• What needs to be done:
Determine how many lines below hold the string "legend". Reply with the number alone.

Stored items
--- START ---

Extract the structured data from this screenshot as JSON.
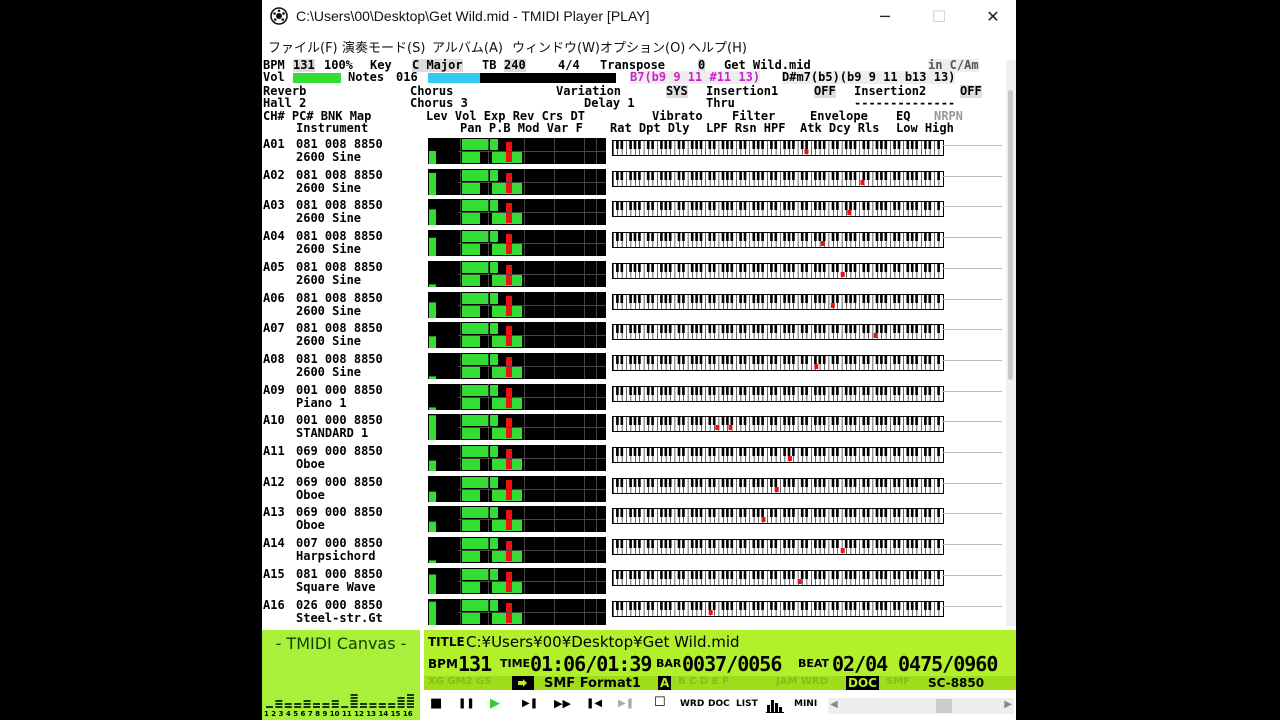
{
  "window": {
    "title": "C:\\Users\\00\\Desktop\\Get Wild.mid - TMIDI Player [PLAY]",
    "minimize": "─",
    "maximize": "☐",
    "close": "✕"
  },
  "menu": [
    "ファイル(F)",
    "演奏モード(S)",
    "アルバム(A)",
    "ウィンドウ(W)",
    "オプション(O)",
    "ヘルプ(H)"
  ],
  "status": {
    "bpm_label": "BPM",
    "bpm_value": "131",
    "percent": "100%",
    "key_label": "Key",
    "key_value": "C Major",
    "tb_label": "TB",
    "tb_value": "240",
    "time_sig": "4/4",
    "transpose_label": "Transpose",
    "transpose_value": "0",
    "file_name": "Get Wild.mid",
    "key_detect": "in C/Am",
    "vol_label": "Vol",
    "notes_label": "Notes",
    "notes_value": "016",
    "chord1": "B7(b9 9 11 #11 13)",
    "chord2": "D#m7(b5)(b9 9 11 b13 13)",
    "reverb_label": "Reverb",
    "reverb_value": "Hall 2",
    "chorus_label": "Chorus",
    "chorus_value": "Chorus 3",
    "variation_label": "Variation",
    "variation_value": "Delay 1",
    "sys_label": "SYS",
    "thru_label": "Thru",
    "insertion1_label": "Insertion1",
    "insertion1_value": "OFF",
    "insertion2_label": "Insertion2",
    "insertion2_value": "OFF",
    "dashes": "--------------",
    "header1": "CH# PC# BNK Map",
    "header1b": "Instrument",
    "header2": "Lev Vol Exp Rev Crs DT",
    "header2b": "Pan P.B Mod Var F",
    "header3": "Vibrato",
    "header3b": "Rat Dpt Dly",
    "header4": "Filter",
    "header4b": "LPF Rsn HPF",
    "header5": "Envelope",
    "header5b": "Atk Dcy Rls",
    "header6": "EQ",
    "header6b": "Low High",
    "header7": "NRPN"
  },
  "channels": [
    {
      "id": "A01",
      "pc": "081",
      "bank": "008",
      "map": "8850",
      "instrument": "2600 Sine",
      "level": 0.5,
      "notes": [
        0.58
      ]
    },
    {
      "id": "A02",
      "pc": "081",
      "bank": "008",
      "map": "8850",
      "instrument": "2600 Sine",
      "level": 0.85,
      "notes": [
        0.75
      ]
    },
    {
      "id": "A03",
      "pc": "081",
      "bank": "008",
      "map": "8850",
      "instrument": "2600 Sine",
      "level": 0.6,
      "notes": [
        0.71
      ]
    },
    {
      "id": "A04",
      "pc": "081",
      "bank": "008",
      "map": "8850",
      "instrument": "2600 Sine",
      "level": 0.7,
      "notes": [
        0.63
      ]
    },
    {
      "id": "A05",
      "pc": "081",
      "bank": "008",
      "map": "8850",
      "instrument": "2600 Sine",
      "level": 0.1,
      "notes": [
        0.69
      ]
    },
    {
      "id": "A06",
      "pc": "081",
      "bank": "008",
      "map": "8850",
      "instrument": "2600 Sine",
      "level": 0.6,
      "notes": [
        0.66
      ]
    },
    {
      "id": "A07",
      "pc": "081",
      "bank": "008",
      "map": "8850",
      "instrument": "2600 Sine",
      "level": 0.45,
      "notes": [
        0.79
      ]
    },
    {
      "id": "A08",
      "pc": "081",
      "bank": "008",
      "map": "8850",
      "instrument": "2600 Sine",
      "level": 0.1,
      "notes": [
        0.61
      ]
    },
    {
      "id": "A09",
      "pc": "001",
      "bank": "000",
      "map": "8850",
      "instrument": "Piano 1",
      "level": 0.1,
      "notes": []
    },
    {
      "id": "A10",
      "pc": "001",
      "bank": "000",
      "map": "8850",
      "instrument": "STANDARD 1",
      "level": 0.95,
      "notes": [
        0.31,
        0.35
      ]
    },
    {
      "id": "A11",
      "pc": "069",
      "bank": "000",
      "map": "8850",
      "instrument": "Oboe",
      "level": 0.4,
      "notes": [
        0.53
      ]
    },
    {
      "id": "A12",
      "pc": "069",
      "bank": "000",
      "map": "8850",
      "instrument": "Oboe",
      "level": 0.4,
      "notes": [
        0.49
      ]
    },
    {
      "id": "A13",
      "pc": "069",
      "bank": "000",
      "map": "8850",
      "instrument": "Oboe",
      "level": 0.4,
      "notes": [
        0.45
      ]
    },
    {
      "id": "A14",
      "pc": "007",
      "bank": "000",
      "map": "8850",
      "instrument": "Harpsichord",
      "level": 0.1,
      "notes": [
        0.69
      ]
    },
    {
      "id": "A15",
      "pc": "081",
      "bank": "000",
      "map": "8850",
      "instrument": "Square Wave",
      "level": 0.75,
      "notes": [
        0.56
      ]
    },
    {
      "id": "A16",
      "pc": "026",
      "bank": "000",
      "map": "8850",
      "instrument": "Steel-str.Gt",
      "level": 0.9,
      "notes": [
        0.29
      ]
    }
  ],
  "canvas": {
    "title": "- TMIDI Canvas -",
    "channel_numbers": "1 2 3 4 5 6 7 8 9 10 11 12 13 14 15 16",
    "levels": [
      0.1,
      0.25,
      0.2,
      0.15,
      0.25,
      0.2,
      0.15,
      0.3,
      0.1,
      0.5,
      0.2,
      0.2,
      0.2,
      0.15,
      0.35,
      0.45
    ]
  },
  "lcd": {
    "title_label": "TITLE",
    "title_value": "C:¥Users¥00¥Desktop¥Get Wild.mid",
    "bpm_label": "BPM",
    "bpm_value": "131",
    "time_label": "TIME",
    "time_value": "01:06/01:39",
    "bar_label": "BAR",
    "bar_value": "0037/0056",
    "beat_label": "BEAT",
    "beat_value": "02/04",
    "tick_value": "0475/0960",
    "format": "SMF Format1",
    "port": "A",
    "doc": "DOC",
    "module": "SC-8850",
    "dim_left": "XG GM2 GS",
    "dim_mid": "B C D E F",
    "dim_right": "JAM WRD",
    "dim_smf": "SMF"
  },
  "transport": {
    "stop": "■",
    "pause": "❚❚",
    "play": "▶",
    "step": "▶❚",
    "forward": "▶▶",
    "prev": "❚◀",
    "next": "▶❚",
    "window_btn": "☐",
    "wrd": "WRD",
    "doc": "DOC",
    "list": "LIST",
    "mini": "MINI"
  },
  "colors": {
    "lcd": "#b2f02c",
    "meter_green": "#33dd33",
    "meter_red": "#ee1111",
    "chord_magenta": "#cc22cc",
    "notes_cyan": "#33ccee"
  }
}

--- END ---
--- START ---

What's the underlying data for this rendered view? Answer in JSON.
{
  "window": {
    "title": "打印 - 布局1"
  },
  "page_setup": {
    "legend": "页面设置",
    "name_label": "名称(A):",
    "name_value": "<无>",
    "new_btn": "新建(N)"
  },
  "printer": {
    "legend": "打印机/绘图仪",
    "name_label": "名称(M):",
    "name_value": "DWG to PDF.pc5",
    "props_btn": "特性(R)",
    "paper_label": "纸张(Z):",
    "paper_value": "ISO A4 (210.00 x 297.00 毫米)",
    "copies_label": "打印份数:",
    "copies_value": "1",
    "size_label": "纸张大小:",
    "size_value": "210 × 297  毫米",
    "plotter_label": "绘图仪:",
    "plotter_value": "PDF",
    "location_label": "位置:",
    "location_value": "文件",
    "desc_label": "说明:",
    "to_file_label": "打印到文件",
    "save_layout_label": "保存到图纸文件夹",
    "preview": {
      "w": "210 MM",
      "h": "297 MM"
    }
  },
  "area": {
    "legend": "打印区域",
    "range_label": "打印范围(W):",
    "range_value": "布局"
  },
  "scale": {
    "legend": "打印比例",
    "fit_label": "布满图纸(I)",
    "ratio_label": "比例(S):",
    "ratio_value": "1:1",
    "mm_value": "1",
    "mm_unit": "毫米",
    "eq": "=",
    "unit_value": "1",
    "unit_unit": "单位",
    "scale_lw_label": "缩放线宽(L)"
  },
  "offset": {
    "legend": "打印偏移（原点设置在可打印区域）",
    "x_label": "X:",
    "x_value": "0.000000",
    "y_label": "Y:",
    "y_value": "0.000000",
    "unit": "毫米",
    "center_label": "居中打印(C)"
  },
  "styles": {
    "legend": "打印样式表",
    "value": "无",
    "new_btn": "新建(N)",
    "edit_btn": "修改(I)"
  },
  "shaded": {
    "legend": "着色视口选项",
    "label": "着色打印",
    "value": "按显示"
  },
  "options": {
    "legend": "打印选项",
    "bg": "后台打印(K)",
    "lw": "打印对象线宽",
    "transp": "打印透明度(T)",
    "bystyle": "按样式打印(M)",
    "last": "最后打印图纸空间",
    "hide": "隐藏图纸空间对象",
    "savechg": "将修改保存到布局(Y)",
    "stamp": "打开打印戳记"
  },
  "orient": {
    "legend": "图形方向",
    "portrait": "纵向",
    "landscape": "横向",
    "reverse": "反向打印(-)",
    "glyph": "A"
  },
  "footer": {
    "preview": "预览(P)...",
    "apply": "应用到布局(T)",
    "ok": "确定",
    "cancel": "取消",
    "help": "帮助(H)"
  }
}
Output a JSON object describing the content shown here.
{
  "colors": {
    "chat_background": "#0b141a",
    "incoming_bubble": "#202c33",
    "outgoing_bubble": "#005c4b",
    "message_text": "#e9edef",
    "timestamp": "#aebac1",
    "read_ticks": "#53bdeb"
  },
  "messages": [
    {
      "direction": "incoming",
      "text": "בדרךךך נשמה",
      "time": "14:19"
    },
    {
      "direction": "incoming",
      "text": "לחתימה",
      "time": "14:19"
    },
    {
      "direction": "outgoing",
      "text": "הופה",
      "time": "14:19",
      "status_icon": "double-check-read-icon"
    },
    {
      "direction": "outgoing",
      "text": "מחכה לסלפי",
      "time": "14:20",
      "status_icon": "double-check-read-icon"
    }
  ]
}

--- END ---

• Answer area:
9